"Star-Crossed: A Novel" (Crown), by Minnie Darke
A journalist once considered adjusting her newspaper's horoscope to help an astrology-devoted friend. She didn't do it, but in her new novel, Minnie Darke imagines what happens when her lovesick protagonist acts on the same impulse she had. The result is an escapist delight.
"Star-Crossed" tells the story of Justine and Nick, astrology skeptic and believer, childhood friends who recently reunited. Justine is baffled by Nick's faith in his horoscope: "I just think that if you want to play Romeo, you should play Romeo. You don't have to twist the words of some stargazing nut to give yourself permission." When she later gains access to the horoscopes at the newspaper where she works, Justine gets the idea to tinker with the Aquarius entries to nudge Nick into realizing his feelings for her. Needless to say, it doesn't quite work out as she intends.

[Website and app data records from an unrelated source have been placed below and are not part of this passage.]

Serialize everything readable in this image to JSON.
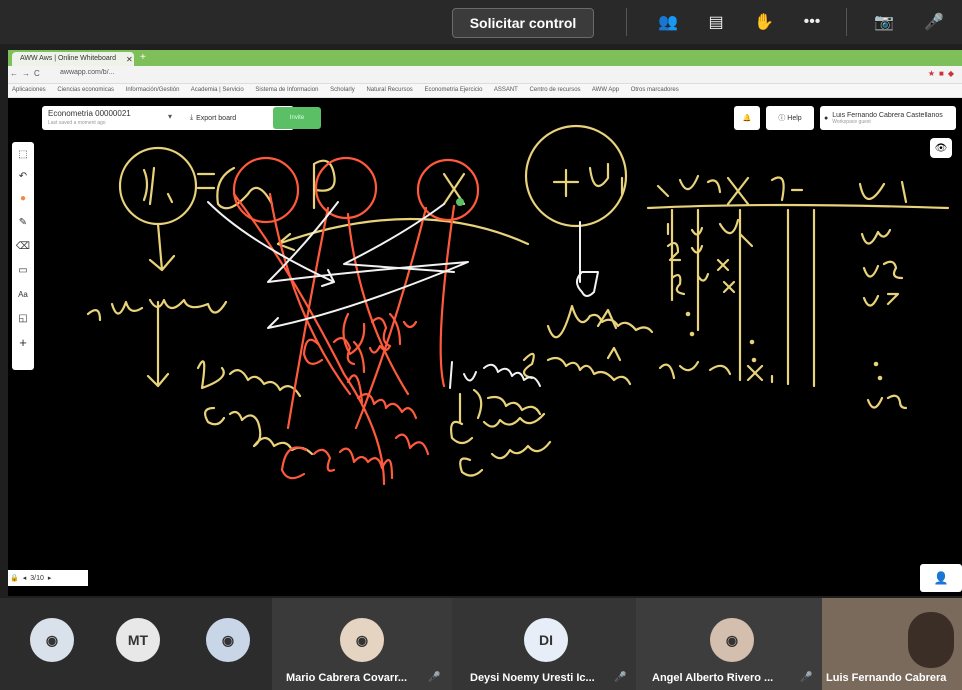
{
  "meeting": {
    "request_control_label": "Solicitar control",
    "toolbar_icons": [
      "participants-icon",
      "chat-icon",
      "raise-hand-icon",
      "more-icon",
      "camera-off-icon",
      "mic-off-icon"
    ]
  },
  "browser": {
    "tab_title": "AWW Aws | Online Whiteboard",
    "url": "awwapp.com/b/...",
    "bookmarks": [
      "Aplicaciones",
      "Ciencias economicas",
      "Información/Gestión",
      "Academia | Servicio",
      "Sistema de Informacion",
      "Scholarly",
      "Natural Recursos",
      "Econometria Ejercicio",
      "ASSANT",
      "Centro de recursos",
      "AWW App",
      "Otros marcadores"
    ]
  },
  "whiteboard": {
    "board_title": "Econometria 00000021",
    "board_subtitle": "Last saved a moment ago",
    "export_label": "Export board",
    "invite_label": "Invite",
    "help_label": "Help",
    "user_name": "Luis Fernando Cabrera Castellanos",
    "user_sub": "Workspace guest",
    "page_indicator": "3/10"
  },
  "participants": [
    {
      "name": "",
      "avatar_type": "photo",
      "avatar_color": "#d9e2ea"
    },
    {
      "name": "",
      "avatar_type": "initials",
      "initials": "MT",
      "avatar_color": "#e8e8e8"
    },
    {
      "name": "",
      "avatar_type": "photo",
      "avatar_color": "#c9d6e8"
    },
    {
      "name": "Mario Cabrera Covarr...",
      "avatar_type": "photo",
      "avatar_color": "#e6d4c3",
      "muted": true
    },
    {
      "name": "Deysi Noemy Uresti Ic...",
      "avatar_type": "initials",
      "initials": "DI",
      "avatar_color": "#e8eef7",
      "muted": true
    },
    {
      "name": "Angel Alberto Rivero ...",
      "avatar_type": "photo",
      "avatar_color": "#d4bfae",
      "muted": true
    },
    {
      "name": "Luis Fernando Cabrera",
      "avatar_type": "video",
      "avatar_color": "#7a6a5c",
      "muted": false
    }
  ],
  "colors": {
    "meeting_bg": "#292929",
    "tabstrip_green": "#7fbf5a",
    "invite_green": "#5bbf65",
    "ink_yellow": "#e8d27a",
    "ink_red": "#ff5a3c",
    "ink_white": "#f2f2f2"
  }
}
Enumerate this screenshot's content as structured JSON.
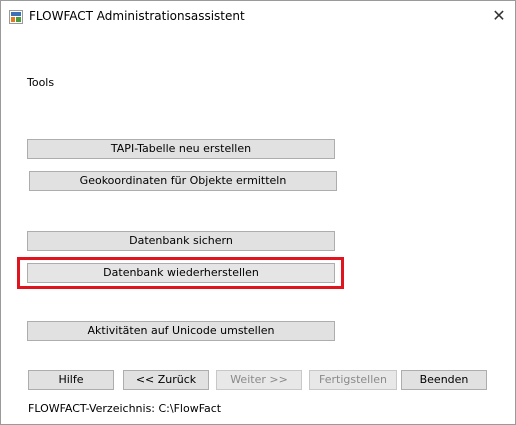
{
  "window": {
    "title": "FLOWFACT Administrationsassistent",
    "close_glyph": "✕"
  },
  "section": {
    "label": "Tools"
  },
  "tools": {
    "tapi": "TAPI-Tabelle neu erstellen",
    "geo": "Geokoordinaten für Objekte ermitteln",
    "backup": "Datenbank sichern",
    "restore": "Datenbank wiederherstellen",
    "unicode": "Aktivitäten auf Unicode umstellen"
  },
  "nav": {
    "help": "Hilfe",
    "back": "<< Zurück",
    "next": "Weiter >>",
    "finish": "Fertigstellen",
    "exit": "Beenden"
  },
  "footer": {
    "directory": "FLOWFACT-Verzeichnis: C:\\FlowFact"
  },
  "colors": {
    "highlight": "#e0141e",
    "button_bg": "#e1e1e1",
    "disabled_text": "#8a8a8a"
  },
  "icons": {
    "app": "flowfact-app-icon",
    "close": "close-icon"
  }
}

What follows is a "Love Actually"-esque menagerie of interconnected characters and subplots. The colorful figures include a jilted singer-songwriter; a divorced oncologist dating a male midwife; a widow with an extensive collection of commemorative Charles and Diana wedding china who is in a Skype relationship with someone on the other side of the world. It also includes a terrier/frequent animal shelter escapee whose inner thoughts readers are privy to, to this reader's dismay. The way their tales all satisfyingly tie together in the end brings to mind the butterfly effect — the way small events can have significant consequences.
In all, "Star-Crossed" is a light, fun read, with a creative spin on a winning rom-com formula.